* _Records supplied_
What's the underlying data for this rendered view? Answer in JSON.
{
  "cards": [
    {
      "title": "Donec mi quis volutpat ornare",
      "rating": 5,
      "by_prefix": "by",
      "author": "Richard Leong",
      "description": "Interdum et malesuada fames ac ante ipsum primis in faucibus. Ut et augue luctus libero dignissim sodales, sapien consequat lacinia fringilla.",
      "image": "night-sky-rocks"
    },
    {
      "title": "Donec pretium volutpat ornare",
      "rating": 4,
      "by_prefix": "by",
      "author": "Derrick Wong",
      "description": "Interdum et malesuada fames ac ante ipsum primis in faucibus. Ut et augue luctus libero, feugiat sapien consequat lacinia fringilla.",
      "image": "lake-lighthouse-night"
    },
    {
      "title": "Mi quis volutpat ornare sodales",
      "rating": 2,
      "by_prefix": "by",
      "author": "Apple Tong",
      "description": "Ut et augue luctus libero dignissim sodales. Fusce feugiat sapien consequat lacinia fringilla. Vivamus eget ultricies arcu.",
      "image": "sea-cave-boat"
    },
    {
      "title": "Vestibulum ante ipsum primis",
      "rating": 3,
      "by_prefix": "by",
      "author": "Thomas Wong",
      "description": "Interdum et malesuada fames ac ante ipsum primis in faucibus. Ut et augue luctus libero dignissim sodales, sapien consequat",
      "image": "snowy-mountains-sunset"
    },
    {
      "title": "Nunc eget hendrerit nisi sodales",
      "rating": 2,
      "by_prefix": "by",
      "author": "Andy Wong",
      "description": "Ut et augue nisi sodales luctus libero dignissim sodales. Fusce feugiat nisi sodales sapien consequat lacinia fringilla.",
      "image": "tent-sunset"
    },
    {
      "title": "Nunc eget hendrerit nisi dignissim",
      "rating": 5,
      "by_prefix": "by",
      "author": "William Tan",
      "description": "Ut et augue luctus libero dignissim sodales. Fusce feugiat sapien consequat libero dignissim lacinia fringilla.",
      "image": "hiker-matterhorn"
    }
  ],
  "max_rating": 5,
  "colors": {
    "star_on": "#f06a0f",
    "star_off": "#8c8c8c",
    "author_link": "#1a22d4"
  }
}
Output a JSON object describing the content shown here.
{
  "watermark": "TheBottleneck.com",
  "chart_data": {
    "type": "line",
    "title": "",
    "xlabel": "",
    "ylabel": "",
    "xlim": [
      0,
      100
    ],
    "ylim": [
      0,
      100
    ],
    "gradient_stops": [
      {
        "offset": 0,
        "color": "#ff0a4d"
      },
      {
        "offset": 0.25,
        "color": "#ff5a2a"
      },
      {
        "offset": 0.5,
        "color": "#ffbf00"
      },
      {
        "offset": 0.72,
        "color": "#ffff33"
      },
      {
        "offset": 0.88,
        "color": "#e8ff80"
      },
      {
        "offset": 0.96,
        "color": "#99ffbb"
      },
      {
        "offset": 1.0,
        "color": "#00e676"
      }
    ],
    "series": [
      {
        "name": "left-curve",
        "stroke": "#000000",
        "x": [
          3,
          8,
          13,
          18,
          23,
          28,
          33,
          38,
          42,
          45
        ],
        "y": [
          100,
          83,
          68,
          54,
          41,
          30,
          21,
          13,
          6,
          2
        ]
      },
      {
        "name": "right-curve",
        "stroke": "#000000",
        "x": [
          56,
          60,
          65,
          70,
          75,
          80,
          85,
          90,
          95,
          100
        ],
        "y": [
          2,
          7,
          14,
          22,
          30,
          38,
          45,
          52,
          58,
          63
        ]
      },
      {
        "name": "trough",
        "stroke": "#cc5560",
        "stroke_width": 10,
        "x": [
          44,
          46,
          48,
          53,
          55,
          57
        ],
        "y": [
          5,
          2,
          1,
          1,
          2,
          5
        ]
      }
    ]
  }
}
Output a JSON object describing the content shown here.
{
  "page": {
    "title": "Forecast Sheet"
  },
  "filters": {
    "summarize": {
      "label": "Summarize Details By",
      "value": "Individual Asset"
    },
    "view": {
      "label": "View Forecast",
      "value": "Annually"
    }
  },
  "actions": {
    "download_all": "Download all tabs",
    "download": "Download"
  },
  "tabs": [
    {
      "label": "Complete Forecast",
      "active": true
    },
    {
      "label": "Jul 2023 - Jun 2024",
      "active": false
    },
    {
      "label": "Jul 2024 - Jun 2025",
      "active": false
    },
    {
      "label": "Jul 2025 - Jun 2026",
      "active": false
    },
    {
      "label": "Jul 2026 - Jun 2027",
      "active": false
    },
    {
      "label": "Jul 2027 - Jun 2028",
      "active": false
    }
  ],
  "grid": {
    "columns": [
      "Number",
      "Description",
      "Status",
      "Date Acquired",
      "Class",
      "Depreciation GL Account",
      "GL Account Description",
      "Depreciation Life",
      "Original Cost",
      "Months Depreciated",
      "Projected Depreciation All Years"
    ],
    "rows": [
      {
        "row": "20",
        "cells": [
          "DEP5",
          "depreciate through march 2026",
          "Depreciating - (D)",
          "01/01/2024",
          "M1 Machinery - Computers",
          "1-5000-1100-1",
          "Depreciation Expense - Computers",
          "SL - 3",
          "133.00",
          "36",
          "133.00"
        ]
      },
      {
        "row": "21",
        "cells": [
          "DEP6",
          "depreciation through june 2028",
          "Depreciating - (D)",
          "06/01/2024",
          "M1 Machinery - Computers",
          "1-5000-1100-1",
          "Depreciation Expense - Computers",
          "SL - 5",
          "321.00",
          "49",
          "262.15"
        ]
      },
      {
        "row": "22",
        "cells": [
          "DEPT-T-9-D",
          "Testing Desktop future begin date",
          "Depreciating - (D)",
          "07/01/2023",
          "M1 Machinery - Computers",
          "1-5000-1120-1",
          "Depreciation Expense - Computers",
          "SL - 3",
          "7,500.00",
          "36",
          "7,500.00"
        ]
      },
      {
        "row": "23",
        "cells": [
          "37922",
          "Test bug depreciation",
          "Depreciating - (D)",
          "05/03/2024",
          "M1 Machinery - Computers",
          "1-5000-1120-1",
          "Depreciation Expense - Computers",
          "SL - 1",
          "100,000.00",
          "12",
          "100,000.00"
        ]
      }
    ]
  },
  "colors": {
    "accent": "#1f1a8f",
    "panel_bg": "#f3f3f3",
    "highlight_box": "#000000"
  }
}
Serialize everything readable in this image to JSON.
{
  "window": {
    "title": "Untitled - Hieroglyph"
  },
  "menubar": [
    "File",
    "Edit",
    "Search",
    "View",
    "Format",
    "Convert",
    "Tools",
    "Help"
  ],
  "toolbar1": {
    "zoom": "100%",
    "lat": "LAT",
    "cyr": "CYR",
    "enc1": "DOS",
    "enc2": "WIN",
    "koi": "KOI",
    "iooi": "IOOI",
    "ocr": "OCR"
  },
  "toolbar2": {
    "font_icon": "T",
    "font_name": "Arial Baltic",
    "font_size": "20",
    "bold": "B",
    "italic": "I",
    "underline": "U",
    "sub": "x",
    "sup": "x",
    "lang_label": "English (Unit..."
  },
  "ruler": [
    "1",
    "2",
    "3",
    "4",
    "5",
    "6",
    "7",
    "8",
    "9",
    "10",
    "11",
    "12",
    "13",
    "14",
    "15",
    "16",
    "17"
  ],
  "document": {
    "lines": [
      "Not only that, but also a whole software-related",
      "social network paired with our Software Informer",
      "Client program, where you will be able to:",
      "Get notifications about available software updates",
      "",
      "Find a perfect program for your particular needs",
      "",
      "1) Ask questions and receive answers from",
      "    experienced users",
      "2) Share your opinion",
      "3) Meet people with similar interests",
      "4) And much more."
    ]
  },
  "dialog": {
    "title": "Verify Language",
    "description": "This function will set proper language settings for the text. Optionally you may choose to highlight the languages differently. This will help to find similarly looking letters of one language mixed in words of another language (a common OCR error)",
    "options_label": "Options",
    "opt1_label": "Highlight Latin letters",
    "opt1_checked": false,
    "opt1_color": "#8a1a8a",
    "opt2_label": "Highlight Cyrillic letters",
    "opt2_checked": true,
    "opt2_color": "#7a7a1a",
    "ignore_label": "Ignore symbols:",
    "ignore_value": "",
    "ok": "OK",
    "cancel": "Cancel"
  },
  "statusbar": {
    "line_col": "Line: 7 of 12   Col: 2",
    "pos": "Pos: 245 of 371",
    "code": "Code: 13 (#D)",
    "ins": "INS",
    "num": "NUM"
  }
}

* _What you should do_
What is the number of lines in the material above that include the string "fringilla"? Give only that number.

* _Answer space_
5